Design analysis software helps engineers score 40 percent total savings on slot machine part and assembly costs.

Long before the lights start flickering in the video slot machine corner of a casino, a light bulb has to go on over a design engineer’s head.

And over the heads of an electrical engineer, a mechanical engineer, and a manufacturing engineer as well. “The simple part of a gaming machine is putting in your money and pushing a button,” says Sam Mikhail, Engineering Manager at International Game Technology (IGT). “The difficult part is keeping every other task relating to the machine nearly as simple. Our customers aren’t only the brand-name operators—it’s everyone who touches the machine.” That includes installation personnel, casino employees reloading the cash system, service technicians, players, and others.

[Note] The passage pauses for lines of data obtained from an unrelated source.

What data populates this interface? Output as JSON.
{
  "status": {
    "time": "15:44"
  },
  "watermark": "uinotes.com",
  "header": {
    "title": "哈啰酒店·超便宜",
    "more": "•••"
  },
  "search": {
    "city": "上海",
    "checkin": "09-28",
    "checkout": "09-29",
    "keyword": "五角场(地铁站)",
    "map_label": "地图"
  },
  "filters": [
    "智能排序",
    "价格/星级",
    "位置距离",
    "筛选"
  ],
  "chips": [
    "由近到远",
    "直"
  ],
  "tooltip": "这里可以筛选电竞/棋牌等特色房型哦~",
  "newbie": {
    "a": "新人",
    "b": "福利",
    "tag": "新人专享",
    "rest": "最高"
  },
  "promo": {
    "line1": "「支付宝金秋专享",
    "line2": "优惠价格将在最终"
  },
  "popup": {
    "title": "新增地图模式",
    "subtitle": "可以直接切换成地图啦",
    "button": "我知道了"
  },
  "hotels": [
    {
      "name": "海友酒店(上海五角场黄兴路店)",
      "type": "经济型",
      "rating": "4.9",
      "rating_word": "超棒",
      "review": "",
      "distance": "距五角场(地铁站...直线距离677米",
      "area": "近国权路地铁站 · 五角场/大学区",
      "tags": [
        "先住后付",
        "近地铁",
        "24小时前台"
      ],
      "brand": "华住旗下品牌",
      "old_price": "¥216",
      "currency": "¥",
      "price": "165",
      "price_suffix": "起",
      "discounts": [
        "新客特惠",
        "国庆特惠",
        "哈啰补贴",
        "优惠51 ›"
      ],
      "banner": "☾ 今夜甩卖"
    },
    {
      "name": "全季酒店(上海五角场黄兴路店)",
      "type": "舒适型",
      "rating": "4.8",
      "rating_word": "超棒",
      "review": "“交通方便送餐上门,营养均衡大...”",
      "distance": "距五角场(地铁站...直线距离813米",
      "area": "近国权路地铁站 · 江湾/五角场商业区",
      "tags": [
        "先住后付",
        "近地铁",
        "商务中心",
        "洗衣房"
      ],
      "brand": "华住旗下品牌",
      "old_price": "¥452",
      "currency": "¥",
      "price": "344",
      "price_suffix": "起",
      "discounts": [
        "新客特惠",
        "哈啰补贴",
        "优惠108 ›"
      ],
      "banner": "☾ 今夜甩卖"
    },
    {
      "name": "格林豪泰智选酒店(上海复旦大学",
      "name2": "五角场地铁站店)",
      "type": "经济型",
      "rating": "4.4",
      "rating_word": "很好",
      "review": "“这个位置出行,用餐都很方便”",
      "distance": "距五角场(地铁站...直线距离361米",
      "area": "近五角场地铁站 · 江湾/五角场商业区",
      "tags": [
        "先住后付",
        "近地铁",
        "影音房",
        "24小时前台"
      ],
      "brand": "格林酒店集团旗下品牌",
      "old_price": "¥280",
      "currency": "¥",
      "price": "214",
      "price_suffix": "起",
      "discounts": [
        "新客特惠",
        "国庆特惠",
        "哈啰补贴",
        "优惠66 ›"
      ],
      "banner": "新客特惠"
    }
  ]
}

Specifications for the gaming system are quite rigorous inside and out. Because it is an electromechanical product, there are EMF and ESD requirements as well as safety standards to meet. Beyond these, there are security requirements imposed for gaming equipment. “Safety, security, quality, functionality and cost reduction are our main design goals,” Mikhail says. In addition, the slot machines must be customizable for a wide variety of games, with new ones coming out every few months.

But the more complex the internal assembly, the more time-consuming assembly and service can be. Unless the design team strives for simplicity, their product can build in costs up front. That can raise IGT’s manufacturing costs—and the customer’s service costs as well. “Bear in mind,” Mikhail says, “Every moment that these machines are shut down they make no money for the casino. Ease of service is extremely important so, for designers here, that’s a constant challenge.”

To meet that challenge, and coupled with his experience in implementing DFMA programs in a number of companies, Sam Mikhail led the initiative to implement DFMA in IGT, turning to Design for Manufacture and Assembly (DFMA) analysis software from Boothroyd Dewhurst, Inc. (Wakefield, RI), as an integral requirement that complemented the workshops that emphasized DFMA principles and techniques.

Through the use of the software, one of the design teams in the pilot workshop managed to pare 30 percent off part cost and an impressive 50 percent off assembly times and costs for a critical electrical box used in many of their machines.